A conservative think tank will host a forum next month on carbon tax proposals — and this time it’s on the record.
The American Enterprise Institute is the venue for the Nov. 13 event on the economics of carbon taxes, which AEI is hosting with two other think tanks, the Brookings Institution and Resources for the Future, and the International Monetary Fund.
Gilbert E. Metcalf, the Treasury Department’s deputy assistant secretary for environment and energy, is scheduled to deliver the keynote address.
AEI in July drew fire from the right for hosting closed-door discussions about carbon taxes with a group of advocates and policy wonks, and November’s conference could prompt fresh criticism. A few of the carbon tax experts who participated in the closed-door panels will speak at the November event.
However, the forum is separate from the series of private discussions about a carbon tax that have taken place over the last couple years between an ad-hoc, left-right group.
Planning was also under way before the July closed-door meeting that became controversial in conservative circles.
AEI economist Aparna Mathur told Greenwire that the event is not evidence that AEI supports a carbon tax. “This is an academic meeting,” she said in a story published Friday.
Carbon tax advocates call it a simpler, more efficient way to address greenhouse gas emissions than cap-and-trade proposals that collapsed on Capitol Hill in 2010.
Some backers also see a source of revenues to battle the deficit.

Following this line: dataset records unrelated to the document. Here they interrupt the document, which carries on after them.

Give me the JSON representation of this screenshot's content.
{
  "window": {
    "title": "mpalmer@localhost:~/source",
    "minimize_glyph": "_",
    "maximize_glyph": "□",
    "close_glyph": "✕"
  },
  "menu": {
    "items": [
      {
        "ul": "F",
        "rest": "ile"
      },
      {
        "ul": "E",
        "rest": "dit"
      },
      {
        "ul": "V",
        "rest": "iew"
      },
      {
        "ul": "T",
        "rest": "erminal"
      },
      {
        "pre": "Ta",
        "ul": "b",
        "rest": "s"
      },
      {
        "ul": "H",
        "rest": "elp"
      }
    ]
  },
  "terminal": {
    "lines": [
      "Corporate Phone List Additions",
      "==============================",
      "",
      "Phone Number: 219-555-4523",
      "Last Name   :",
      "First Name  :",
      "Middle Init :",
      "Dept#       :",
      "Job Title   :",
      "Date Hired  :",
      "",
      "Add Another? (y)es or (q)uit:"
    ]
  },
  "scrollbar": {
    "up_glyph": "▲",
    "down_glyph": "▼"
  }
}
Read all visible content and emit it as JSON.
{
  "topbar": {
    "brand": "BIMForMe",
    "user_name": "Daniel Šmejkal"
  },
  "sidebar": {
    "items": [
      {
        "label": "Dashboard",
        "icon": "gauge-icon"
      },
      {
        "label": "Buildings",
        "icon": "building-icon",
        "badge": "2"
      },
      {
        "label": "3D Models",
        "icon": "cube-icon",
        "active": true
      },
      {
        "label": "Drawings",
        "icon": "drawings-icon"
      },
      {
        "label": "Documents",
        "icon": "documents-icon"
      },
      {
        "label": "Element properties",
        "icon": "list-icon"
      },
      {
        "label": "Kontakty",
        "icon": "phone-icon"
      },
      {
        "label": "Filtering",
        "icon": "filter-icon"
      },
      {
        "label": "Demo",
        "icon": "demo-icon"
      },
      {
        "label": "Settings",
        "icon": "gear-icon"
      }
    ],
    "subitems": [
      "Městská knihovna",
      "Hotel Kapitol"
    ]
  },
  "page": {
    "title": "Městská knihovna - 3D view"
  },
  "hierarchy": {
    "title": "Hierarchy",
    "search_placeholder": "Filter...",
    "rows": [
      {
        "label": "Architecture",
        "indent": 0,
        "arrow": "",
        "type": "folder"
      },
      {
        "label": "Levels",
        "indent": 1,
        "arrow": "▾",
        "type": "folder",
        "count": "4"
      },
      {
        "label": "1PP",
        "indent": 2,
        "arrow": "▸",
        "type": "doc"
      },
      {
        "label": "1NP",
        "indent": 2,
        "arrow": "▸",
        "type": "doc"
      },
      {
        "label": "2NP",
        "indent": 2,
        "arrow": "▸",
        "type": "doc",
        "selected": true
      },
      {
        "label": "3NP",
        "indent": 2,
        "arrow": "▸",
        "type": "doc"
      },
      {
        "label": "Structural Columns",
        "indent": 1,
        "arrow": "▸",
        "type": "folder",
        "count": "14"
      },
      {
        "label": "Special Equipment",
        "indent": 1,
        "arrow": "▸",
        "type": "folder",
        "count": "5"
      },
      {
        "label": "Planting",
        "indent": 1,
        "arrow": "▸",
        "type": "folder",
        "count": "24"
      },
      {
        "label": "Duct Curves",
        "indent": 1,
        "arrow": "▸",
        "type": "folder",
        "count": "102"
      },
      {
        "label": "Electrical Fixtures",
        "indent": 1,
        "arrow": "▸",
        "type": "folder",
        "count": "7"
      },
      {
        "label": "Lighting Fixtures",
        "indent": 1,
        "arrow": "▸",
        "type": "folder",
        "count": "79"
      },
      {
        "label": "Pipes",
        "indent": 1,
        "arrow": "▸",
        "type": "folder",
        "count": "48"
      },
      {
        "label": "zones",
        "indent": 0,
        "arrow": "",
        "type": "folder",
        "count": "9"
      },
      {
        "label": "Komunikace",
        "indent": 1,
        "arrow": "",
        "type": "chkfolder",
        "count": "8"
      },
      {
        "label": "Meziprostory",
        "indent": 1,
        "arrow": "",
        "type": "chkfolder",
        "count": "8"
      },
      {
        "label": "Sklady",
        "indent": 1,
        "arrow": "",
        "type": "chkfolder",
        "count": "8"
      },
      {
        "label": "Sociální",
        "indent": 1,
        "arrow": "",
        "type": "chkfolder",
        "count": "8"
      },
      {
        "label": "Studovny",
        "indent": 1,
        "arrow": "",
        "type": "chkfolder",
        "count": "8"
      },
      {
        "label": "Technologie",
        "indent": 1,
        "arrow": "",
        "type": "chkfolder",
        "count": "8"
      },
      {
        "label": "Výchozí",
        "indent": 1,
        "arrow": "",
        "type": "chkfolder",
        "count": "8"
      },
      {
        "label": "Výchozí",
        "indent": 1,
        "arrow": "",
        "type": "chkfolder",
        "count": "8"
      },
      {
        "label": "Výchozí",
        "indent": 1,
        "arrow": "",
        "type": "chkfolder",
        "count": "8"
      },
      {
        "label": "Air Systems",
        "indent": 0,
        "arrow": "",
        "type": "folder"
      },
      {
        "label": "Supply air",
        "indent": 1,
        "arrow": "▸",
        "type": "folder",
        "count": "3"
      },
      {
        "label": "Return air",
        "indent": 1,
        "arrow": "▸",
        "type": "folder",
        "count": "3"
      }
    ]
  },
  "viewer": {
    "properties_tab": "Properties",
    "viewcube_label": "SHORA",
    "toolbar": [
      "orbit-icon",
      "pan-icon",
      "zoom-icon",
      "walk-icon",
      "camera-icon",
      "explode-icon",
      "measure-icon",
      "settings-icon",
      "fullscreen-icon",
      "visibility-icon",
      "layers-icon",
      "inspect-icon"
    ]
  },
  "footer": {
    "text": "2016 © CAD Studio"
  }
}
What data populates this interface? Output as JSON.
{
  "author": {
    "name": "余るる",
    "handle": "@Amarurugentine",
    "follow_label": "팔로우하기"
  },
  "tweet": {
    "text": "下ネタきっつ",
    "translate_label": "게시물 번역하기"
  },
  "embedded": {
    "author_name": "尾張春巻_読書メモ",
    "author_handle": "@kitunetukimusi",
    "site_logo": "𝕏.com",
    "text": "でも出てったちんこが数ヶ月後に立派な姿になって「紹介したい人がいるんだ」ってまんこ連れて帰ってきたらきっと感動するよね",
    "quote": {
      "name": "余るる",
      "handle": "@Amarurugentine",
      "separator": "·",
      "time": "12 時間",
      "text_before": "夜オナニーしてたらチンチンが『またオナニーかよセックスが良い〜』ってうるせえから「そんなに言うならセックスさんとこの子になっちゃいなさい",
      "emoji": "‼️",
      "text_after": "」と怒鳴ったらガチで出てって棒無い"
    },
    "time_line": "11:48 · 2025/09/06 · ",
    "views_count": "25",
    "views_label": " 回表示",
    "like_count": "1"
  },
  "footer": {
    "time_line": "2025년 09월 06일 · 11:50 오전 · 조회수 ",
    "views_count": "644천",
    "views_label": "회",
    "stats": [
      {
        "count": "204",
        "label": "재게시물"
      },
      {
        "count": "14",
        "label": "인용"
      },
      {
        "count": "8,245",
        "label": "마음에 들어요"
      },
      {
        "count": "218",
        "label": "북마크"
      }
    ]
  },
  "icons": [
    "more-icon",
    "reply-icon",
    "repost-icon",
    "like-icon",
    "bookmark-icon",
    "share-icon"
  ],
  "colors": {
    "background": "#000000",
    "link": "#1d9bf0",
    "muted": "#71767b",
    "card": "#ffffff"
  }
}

Other ideas include using the tax revenue to enable reductions in other tax rates or aid energy consumers who would face higher prices.
Participants at the daylong November conference include Joseph Aldy, a White House energy aide in 2009 and 2010 who is now at Harvard University, and Richard Newell, who was administrator of the federal Energy Information Administration in 2009-2011.
Others include Brookings expert Adele Morris, Ian Parry of the International Monetary Fund and others.
“The pros and cons of introducing a carbon tax in the US are the topic of many spirited debates, yet discussion of the consequences from alternative tax designs remains largely confined to academia,” AEI’s website states.
“In an effort to shed more light on this topic and its budgetary impact, AEI, the Climate and Energy Economics Project at the Brookings Institution, the International Monetary Fund, and Resources for the Future are cohosting a conference to discuss ideas for U.S. carbon tax design and options for the potential use of carbon tax revenues,” the event listing says.
— This story was updated at 4:03 p.m. and 4:18 p.m.